A limitation of most existing research is that it examined these relationships in a specific society at a specific point in time. The key contribution of this project is the analysis of cross-national variation in the strength of these relationships and its focus on one general explanation: the strength of the relationships depend on the opportunities that societies offer to abate the adverse impact of economic and social deprivation. Testing this ‘contexts of opportunity’ hypothesis will be the key aim of the project. Three aspects of the national context will be analyzed: (1) economic aspects, like the level of economic development and growth in a country, (2) cultural aspects, like the extent to which strong norms on family-related behaviour are operative, and (3) aspects of institutional arrangements, like the openness of the educational system, and existing family policies and general social policies. It will be tested whether the strength of the links between childhood disadvantage, young adult demographic behaviour and subsequent outcomes depend on these three aspects of the ‘contexts of opportunity’.
Retrospective and prospective data from the Generations and Gender Programme (GGP) will mainly be used, and a combination of sophisticated methods, including multi-level analysis, latent variable analysis and sequence analysis. The project will elucidate the role of demography in the reproduction of inequalities and highlight key opportunity structures that influence the strength of the relevant links between social background, young adult demographic behaviour and subsequent outcomes.
CONOPP is funded under the 7th Framework Programme through an Advanced Grant of the European Research Council.
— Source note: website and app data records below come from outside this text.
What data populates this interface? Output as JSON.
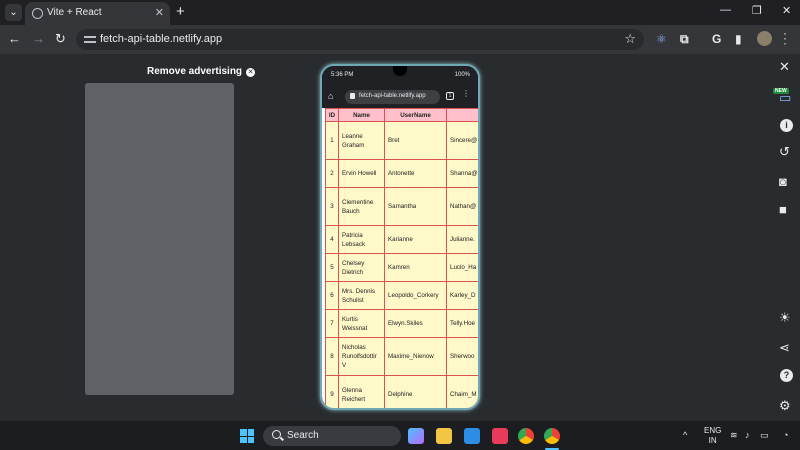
{
  "browser": {
    "tab_title": "Vite + React",
    "url": "fetch-api-table.netlify.app"
  },
  "page": {
    "remove_ad_label": "Remove advertising"
  },
  "phone": {
    "status_time": "5:36 PM",
    "battery": "100%",
    "url": "fetch-api-table.netlify.app",
    "tab_count": "1",
    "table": {
      "headers": [
        "ID",
        "Name",
        "UserName"
      ],
      "rows": [
        {
          "id": "1",
          "name": "Leanne Graham",
          "username": "Bret",
          "email": "Sincere@"
        },
        {
          "id": "2",
          "name": "Ervin Howell",
          "username": "Antonette",
          "email": "Shanna@"
        },
        {
          "id": "3",
          "name": "Clementine Bauch",
          "username": "Samantha",
          "email": "Nathan@"
        },
        {
          "id": "4",
          "name": "Patricia Lebsack",
          "username": "Karianne",
          "email": "Julianne."
        },
        {
          "id": "5",
          "name": "Chelsey Dietrich",
          "username": "Kamren",
          "email": "Lucio_Ha"
        },
        {
          "id": "6",
          "name": "Mrs. Dennis Schulist",
          "username": "Leopoldo_Corkery",
          "email": "Karley_D"
        },
        {
          "id": "7",
          "name": "Kurtis Weissnat",
          "username": "Elwyn.Skiles",
          "email": "Telly.Hoe"
        },
        {
          "id": "8",
          "name": "Nicholas Runolfsdottir V",
          "username": "Maxime_Nienow",
          "email": "Sherwoo"
        },
        {
          "id": "9",
          "name": "Glenna Reichert",
          "username": "Delphine",
          "email": "Chaim_M"
        }
      ]
    }
  },
  "side_panel": {
    "new_badge": "NEW"
  },
  "taskbar": {
    "search_label": "Search",
    "lang_line1": "ENG",
    "lang_line2": "IN"
  },
  "colors": {
    "table_header_bg": "#ffc0cb",
    "table_cell_bg": "#fff8c9",
    "table_border": "#d9534f",
    "phone_frame": "#6ea8b4"
  }
}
More information on the project is available on the CONOPP project website: www.conopp.com